◆ **Instructions for the task**
Please restate the records below verbatim, omitting every image they hold.

[Data records]
:::

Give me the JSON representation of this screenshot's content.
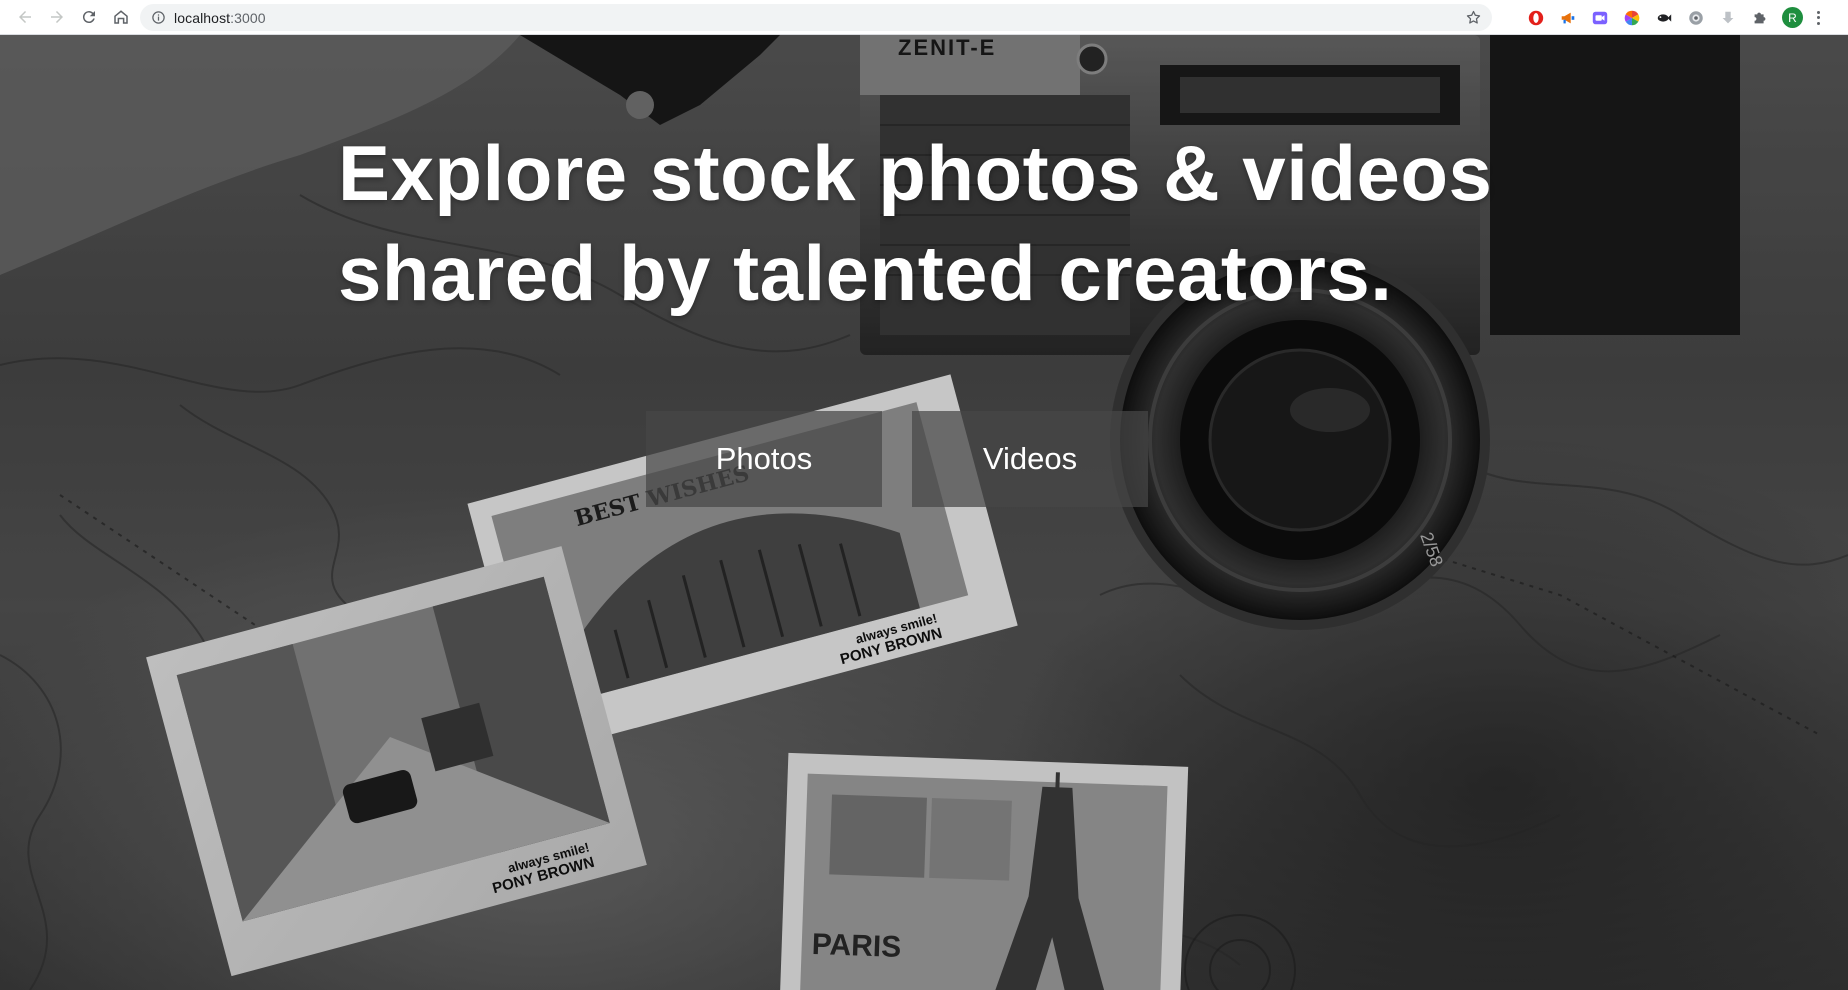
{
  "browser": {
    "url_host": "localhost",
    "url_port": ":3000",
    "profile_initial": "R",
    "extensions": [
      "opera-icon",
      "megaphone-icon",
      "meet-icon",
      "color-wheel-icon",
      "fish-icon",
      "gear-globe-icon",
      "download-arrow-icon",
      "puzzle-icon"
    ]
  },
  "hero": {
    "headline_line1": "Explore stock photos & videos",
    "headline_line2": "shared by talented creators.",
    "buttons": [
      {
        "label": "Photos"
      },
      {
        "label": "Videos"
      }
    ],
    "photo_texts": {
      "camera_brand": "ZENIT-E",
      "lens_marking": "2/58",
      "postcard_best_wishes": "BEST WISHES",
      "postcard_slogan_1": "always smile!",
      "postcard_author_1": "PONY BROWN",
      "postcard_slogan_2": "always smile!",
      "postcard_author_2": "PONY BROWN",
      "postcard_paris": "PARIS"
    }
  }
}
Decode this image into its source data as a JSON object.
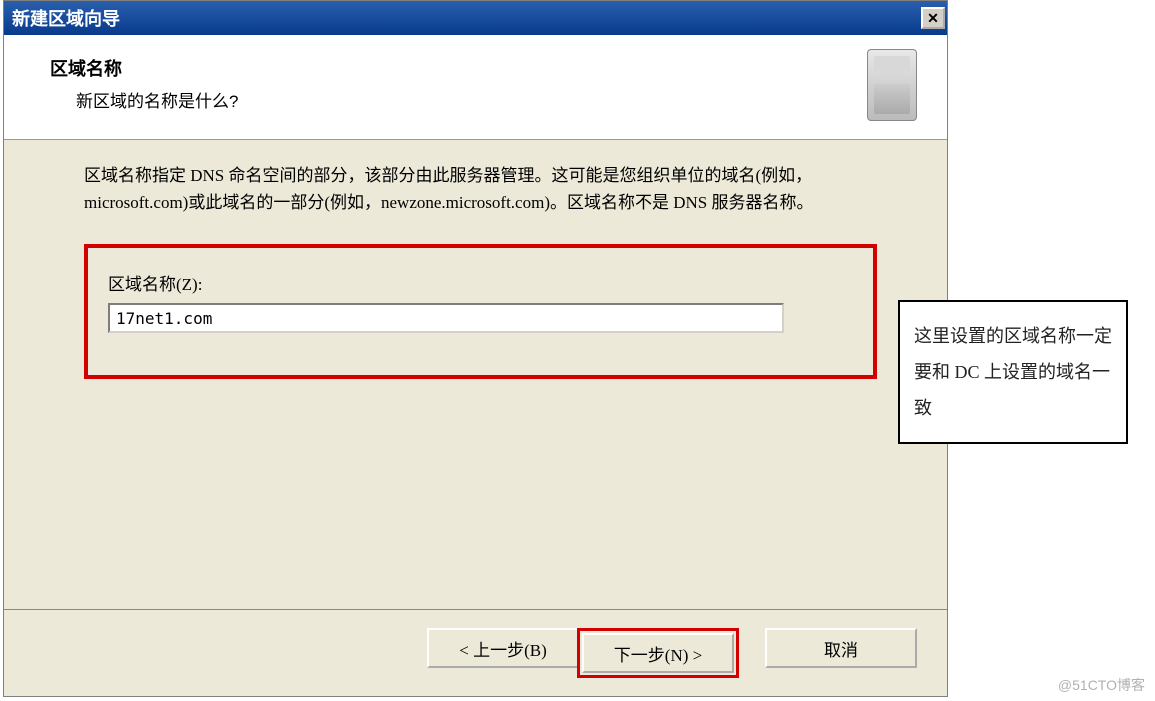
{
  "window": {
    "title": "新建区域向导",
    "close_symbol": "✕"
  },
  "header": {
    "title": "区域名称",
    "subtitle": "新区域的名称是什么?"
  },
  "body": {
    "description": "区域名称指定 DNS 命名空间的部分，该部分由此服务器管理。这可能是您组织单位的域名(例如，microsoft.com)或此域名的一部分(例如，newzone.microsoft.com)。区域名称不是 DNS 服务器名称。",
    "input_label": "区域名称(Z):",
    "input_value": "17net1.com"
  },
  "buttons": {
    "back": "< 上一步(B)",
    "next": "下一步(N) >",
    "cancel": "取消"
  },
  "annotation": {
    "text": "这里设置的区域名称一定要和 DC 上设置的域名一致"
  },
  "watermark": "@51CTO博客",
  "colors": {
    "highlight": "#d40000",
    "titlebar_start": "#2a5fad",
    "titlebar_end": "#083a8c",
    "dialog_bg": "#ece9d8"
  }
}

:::

◆ **Response area**
Give me the JSON representation of this screenshot's content.
{
  "browser": {
    "url_host": "localhost",
    "url_port": ":3000",
    "profile_initial": "R",
    "extensions": [
      "opera-icon",
      "megaphone-icon",
      "meet-icon",
      "color-wheel-icon",
      "fish-icon",
      "gear-globe-icon",
      "download-arrow-icon",
      "puzzle-icon"
    ]
  },
  "hero": {
    "headline_line1": "Explore stock photos & videos",
    "headline_line2": "shared by talented creators.",
    "buttons": [
      {
        "label": "Photos"
      },
      {
        "label": "Videos"
      }
    ],
    "photo_texts": {
      "camera_brand": "ZENIT-E",
      "lens_marking": "2/58",
      "postcard_best_wishes": "BEST WISHES",
      "postcard_slogan_1": "always smile!",
      "postcard_author_1": "PONY BROWN",
      "postcard_slogan_2": "always smile!",
      "postcard_author_2": "PONY BROWN",
      "postcard_paris": "PARIS"
    }
  }
}
Decode this image into its source data as a JSON object.
{
  "window": {
    "title": "新建区域向导",
    "close_symbol": "✕"
  },
  "header": {
    "title": "区域名称",
    "subtitle": "新区域的名称是什么?"
  },
  "body": {
    "description": "区域名称指定 DNS 命名空间的部分，该部分由此服务器管理。这可能是您组织单位的域名(例如，microsoft.com)或此域名的一部分(例如，newzone.microsoft.com)。区域名称不是 DNS 服务器名称。",
    "input_label": "区域名称(Z):",
    "input_value": "17net1.com"
  },
  "buttons": {
    "back": "< 上一步(B)",
    "next": "下一步(N) >",
    "cancel": "取消"
  },
  "annotation": {
    "text": "这里设置的区域名称一定要和 DC 上设置的域名一致"
  },
  "watermark": "@51CTO博客",
  "colors": {
    "highlight": "#d40000",
    "titlebar_start": "#2a5fad",
    "titlebar_end": "#083a8c",
    "dialog_bg": "#ece9d8"
  }
}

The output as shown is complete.